For the foregoing reasons, we affirm Hall's convictions for robbery as a class B felony and carrying a handgun without a license as a class A misdemeanor.
1. Ind.Code § 35–42–5–1 (2004).
2. Ind.Code § 35–47–2–1 (Supp.2007) (subsequently amended by Pub.L. No. 164–2011 § 1 (eff. July 1, 2011)).
3. The transcript reveals that, when asked how long he saw Hall's face, Miller testified that “[i]t seemed like forever but that was the longest thirty-five seconds of my life.” Transcript at 50. On appeal, Hall asserts that this phrase was a transcription error and that Miller's “actual testimony in court was likely ‘three to five seconds' rather than ‘thirty-five seconds,’ based on other strong indicators at trial.” Appellant's Brief at 2. n. 1. Hall points to the closing arguments in which the prosecutor stated: “Miller said that he slowly turns around sees ․ looks right into the face of [ ]Hall for two to five seconds.
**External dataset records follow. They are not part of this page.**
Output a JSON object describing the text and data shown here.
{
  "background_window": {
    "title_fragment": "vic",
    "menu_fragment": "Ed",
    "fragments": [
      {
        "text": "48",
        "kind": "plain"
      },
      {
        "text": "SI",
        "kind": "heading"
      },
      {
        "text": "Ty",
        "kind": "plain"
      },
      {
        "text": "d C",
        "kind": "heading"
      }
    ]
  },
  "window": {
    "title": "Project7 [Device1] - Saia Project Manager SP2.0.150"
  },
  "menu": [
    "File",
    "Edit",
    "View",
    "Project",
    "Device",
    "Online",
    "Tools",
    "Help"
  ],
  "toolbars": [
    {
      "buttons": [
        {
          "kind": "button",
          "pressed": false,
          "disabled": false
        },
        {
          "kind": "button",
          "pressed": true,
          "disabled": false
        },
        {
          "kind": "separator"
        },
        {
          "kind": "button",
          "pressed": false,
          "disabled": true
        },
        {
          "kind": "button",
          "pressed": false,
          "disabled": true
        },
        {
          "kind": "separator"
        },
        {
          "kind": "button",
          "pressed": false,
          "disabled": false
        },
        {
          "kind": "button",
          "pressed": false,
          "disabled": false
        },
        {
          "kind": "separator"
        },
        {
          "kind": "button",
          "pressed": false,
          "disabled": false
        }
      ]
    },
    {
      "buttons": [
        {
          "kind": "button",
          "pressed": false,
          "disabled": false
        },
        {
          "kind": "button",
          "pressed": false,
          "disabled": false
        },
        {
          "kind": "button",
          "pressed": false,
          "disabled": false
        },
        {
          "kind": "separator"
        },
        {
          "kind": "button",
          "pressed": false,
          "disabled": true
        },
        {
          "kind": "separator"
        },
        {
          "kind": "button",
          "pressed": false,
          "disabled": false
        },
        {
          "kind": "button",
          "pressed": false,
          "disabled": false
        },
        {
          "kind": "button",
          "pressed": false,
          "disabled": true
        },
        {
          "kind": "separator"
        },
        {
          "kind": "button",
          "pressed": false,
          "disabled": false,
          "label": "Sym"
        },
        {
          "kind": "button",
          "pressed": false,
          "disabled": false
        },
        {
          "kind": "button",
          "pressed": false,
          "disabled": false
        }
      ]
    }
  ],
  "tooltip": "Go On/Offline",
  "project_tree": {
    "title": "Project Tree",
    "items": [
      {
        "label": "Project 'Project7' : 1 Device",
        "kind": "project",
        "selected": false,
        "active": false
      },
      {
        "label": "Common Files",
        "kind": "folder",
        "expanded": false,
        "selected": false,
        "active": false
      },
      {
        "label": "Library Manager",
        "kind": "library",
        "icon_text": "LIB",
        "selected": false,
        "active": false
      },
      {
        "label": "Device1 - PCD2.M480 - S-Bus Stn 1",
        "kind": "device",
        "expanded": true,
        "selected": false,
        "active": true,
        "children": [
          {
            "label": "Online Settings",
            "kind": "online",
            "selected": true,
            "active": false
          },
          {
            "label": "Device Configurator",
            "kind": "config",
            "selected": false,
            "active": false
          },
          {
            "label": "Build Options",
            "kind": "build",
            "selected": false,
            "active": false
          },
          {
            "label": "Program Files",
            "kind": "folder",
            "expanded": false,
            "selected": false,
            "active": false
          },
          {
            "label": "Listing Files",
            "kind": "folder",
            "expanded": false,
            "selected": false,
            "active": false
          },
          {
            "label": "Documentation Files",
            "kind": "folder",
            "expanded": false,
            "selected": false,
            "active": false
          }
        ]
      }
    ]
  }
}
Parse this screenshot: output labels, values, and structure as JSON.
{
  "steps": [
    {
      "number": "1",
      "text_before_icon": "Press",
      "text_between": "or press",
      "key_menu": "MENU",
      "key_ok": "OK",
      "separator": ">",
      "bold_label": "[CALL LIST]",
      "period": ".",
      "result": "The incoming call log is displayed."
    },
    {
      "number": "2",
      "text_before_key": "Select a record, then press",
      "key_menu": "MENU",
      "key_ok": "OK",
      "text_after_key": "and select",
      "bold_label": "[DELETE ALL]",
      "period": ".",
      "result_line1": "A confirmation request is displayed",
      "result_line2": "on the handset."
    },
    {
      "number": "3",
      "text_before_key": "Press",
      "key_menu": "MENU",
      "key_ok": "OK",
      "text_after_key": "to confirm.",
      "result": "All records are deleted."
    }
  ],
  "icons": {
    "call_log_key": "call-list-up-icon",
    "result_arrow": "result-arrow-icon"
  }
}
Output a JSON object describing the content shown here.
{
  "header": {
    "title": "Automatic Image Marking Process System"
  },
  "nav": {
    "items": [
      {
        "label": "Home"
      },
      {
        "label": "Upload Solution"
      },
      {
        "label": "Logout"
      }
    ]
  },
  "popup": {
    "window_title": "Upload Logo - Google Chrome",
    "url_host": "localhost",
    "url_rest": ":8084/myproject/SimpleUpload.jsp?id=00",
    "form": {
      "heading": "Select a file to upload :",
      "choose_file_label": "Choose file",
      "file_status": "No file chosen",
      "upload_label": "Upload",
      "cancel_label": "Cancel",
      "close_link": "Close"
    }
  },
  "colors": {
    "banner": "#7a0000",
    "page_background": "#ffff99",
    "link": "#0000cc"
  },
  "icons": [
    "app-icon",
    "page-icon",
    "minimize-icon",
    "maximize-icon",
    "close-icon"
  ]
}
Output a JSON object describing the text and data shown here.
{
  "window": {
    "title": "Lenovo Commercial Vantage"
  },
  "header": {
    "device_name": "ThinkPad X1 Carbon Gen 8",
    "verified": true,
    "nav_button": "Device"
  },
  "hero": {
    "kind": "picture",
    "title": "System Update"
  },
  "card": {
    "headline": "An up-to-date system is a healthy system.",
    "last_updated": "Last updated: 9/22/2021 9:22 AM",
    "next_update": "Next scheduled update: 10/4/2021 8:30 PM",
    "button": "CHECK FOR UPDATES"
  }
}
The two to five seconds that were the longest two to five seconds of [ ]Miller's life. That is how he remembers the face of Melvin Hall. That is how he was able to identify Melvin Hall as the person holding the gun to his cousin's head in court.” Transcript at 168.
BAKER, J., and KIRSCH, J., concur.